Listed entries:
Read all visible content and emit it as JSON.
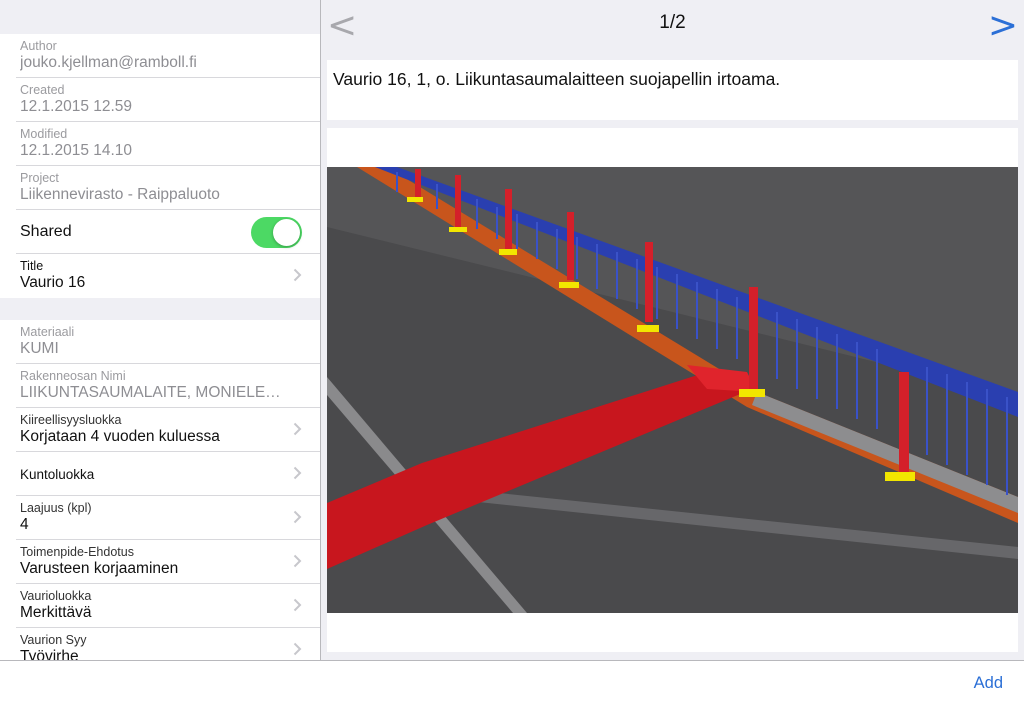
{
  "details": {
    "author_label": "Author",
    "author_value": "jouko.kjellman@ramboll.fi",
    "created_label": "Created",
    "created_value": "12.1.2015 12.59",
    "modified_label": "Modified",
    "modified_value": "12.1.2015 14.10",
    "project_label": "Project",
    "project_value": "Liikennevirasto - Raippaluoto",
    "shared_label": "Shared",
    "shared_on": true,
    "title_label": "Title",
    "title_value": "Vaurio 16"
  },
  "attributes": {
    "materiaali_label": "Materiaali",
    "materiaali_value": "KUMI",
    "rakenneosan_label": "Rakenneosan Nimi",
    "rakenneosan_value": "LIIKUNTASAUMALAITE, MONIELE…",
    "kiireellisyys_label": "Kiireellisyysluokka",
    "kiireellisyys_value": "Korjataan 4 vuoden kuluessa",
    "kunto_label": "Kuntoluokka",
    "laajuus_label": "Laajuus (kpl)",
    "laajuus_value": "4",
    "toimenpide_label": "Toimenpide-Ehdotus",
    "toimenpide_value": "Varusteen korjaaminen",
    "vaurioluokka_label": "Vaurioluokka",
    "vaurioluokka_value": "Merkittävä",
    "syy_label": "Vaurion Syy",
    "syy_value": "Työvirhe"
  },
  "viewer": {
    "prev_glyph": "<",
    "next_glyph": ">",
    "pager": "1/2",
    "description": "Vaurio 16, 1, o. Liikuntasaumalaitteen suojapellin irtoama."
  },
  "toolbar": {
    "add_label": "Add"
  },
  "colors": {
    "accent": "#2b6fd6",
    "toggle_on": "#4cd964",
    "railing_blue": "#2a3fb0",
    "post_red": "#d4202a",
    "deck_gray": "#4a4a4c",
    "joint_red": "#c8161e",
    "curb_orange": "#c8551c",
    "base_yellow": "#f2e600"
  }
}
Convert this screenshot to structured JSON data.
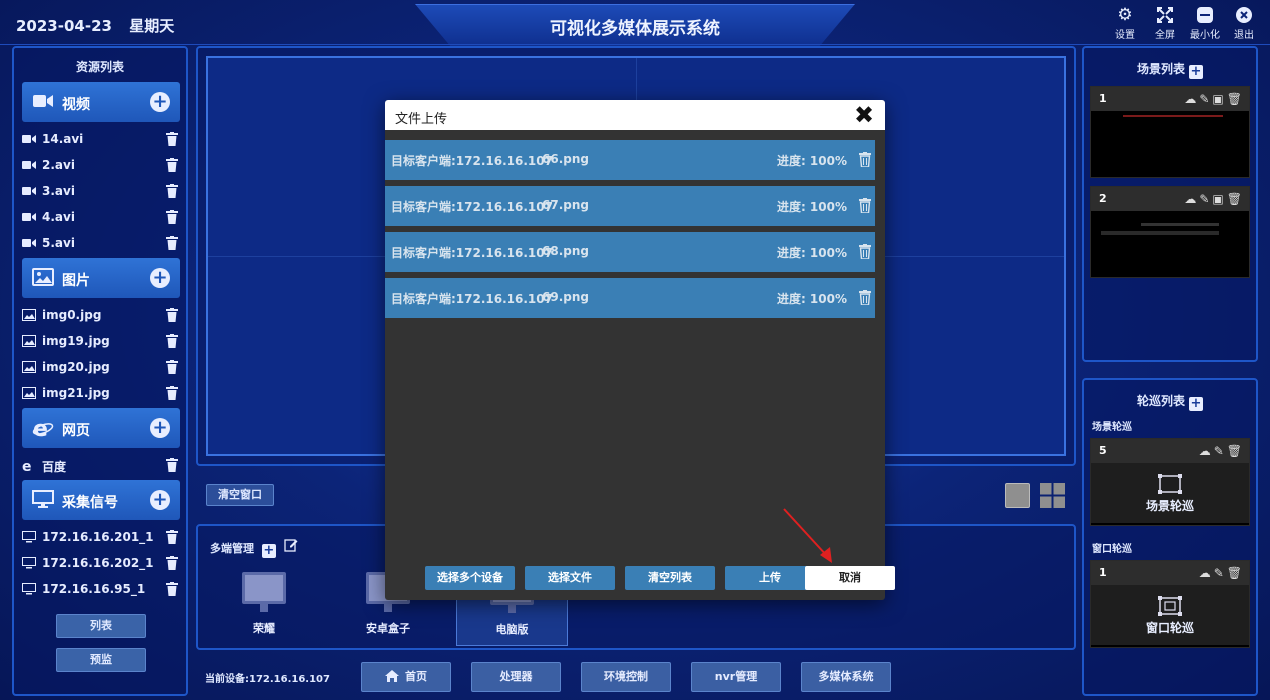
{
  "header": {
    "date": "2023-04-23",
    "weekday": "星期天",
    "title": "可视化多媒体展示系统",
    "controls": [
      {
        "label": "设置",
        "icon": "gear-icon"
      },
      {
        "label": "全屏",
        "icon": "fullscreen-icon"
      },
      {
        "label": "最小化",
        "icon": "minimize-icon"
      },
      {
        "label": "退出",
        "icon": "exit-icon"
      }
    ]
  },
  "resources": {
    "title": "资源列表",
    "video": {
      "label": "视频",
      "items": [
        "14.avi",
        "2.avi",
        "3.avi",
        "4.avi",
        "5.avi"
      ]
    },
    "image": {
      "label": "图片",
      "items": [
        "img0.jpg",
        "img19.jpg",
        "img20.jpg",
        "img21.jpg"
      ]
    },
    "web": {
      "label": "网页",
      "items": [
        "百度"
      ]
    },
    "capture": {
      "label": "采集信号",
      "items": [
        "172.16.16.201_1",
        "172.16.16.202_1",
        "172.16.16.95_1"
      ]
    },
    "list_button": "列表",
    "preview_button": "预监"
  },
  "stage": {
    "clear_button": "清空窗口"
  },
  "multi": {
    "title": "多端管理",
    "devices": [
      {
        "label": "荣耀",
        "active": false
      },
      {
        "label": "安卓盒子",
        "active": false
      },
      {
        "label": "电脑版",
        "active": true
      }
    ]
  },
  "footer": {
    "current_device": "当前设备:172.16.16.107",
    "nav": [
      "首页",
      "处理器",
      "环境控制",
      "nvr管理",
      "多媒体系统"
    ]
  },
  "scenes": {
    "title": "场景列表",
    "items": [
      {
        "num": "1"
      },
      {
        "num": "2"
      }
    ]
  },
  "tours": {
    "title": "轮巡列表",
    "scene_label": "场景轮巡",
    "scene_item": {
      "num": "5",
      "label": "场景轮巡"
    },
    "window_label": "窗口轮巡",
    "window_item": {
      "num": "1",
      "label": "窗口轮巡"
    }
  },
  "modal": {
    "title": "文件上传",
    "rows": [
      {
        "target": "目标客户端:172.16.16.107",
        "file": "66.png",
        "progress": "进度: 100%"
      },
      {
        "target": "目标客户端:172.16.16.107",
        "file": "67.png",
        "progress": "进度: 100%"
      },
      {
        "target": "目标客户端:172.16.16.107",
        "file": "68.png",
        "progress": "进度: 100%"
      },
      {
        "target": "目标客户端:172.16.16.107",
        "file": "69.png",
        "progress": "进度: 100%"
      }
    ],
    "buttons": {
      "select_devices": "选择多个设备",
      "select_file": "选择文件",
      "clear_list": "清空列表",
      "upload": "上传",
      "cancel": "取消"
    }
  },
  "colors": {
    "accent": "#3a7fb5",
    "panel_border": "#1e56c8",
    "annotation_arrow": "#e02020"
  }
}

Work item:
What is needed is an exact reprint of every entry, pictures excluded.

Reply:
Read all visible content and emit it as JSON.
{
  "details": {
    "author_label": "Author",
    "author_value": "jouko.kjellman@ramboll.fi",
    "created_label": "Created",
    "created_value": "12.1.2015 12.59",
    "modified_label": "Modified",
    "modified_value": "12.1.2015 14.10",
    "project_label": "Project",
    "project_value": "Liikennevirasto - Raippaluoto",
    "shared_label": "Shared",
    "shared_on": true,
    "title_label": "Title",
    "title_value": "Vaurio 16"
  },
  "attributes": {
    "materiaali_label": "Materiaali",
    "materiaali_value": "KUMI",
    "rakenneosan_label": "Rakenneosan Nimi",
    "rakenneosan_value": "LIIKUNTASAUMALAITE, MONIELE…",
    "kiireellisyys_label": "Kiireellisyysluokka",
    "kiireellisyys_value": "Korjataan 4 vuoden kuluessa",
    "kunto_label": "Kuntoluokka",
    "laajuus_label": "Laajuus (kpl)",
    "laajuus_value": "4",
    "toimenpide_label": "Toimenpide-Ehdotus",
    "toimenpide_value": "Varusteen korjaaminen",
    "vaurioluokka_label": "Vaurioluokka",
    "vaurioluokka_value": "Merkittävä",
    "syy_label": "Vaurion Syy",
    "syy_value": "Työvirhe"
  },
  "viewer": {
    "prev_glyph": "<",
    "next_glyph": ">",
    "pager": "1/2",
    "description": "Vaurio 16, 1, o. Liikuntasaumalaitteen suojapellin irtoama."
  },
  "toolbar": {
    "add_label": "Add"
  },
  "colors": {
    "accent": "#2b6fd6",
    "toggle_on": "#4cd964",
    "railing_blue": "#2a3fb0",
    "post_red": "#d4202a",
    "deck_gray": "#4a4a4c",
    "joint_red": "#c8161e",
    "curb_orange": "#c8551c",
    "base_yellow": "#f2e600"
  }
}
Convert this screenshot to structured JSON data.
{
  "header": {
    "date": "2023-04-23",
    "weekday": "星期天",
    "title": "可视化多媒体展示系统",
    "controls": [
      {
        "label": "设置",
        "icon": "gear-icon"
      },
      {
        "label": "全屏",
        "icon": "fullscreen-icon"
      },
      {
        "label": "最小化",
        "icon": "minimize-icon"
      },
      {
        "label": "退出",
        "icon": "exit-icon"
      }
    ]
  },
  "resources": {
    "title": "资源列表",
    "video": {
      "label": "视频",
      "items": [
        "14.avi",
        "2.avi",
        "3.avi",
        "4.avi",
        "5.avi"
      ]
    },
    "image": {
      "label": "图片",
      "items": [
        "img0.jpg",
        "img19.jpg",
        "img20.jpg",
        "img21.jpg"
      ]
    },
    "web": {
      "label": "网页",
      "items": [
        "百度"
      ]
    },
    "capture": {
      "label": "采集信号",
      "items": [
        "172.16.16.201_1",
        "172.16.16.202_1",
        "172.16.16.95_1"
      ]
    },
    "list_button": "列表",
    "preview_button": "预监"
  },
  "stage": {
    "clear_button": "清空窗口"
  },
  "multi": {
    "title": "多端管理",
    "devices": [
      {
        "label": "荣耀",
        "active": false
      },
      {
        "label": "安卓盒子",
        "active": false
      },
      {
        "label": "电脑版",
        "active": true
      }
    ]
  },
  "footer": {
    "current_device": "当前设备:172.16.16.107",
    "nav": [
      "首页",
      "处理器",
      "环境控制",
      "nvr管理",
      "多媒体系统"
    ]
  },
  "scenes": {
    "title": "场景列表",
    "items": [
      {
        "num": "1"
      },
      {
        "num": "2"
      }
    ]
  },
  "tours": {
    "title": "轮巡列表",
    "scene_label": "场景轮巡",
    "scene_item": {
      "num": "5",
      "label": "场景轮巡"
    },
    "window_label": "窗口轮巡",
    "window_item": {
      "num": "1",
      "label": "窗口轮巡"
    }
  },
  "modal": {
    "title": "文件上传",
    "rows": [
      {
        "target": "目标客户端:172.16.16.107",
        "file": "66.png",
        "progress": "进度: 100%"
      },
      {
        "target": "目标客户端:172.16.16.107",
        "file": "67.png",
        "progress": "进度: 100%"
      },
      {
        "target": "目标客户端:172.16.16.107",
        "file": "68.png",
        "progress": "进度: 100%"
      },
      {
        "target": "目标客户端:172.16.16.107",
        "file": "69.png",
        "progress": "进度: 100%"
      }
    ],
    "buttons": {
      "select_devices": "选择多个设备",
      "select_file": "选择文件",
      "clear_list": "清空列表",
      "upload": "上传",
      "cancel": "取消"
    }
  },
  "colors": {
    "accent": "#3a7fb5",
    "panel_border": "#1e56c8",
    "annotation_arrow": "#e02020"
  }
}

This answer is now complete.